── Dataset content ──

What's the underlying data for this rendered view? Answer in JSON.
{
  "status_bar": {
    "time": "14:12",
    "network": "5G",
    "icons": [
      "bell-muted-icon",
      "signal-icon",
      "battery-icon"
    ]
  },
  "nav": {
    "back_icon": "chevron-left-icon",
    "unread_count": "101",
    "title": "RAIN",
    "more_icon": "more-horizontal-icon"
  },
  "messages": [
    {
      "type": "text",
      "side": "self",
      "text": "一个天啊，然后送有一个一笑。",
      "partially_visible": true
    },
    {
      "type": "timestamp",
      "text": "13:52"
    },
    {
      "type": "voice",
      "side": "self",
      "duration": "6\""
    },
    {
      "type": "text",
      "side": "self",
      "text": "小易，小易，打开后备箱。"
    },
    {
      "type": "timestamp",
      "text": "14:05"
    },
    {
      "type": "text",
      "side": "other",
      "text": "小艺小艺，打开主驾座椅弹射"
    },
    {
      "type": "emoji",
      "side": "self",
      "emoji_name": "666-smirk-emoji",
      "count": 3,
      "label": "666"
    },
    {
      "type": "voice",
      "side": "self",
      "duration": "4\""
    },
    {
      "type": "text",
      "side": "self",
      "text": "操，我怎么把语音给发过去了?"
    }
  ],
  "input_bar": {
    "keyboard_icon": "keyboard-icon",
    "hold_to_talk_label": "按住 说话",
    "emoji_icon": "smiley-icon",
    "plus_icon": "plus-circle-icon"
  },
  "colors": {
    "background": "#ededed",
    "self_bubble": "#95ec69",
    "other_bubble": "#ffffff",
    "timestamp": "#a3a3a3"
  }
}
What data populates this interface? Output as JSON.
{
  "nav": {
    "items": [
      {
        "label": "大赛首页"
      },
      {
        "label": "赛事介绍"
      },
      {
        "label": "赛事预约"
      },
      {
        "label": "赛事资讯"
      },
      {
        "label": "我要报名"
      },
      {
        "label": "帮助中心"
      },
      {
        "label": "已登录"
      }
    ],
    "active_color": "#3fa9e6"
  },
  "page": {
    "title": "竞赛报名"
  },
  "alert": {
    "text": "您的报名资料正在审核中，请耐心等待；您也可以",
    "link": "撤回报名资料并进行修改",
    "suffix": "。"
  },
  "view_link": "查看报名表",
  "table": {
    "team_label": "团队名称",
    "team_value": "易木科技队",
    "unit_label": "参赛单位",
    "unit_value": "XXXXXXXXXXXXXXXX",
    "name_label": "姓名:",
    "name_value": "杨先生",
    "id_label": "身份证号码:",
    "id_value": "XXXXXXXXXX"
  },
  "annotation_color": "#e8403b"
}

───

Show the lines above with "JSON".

What's the underlying data for this rendered view? Answer in JSON.
What data populates this interface? Output as JSON.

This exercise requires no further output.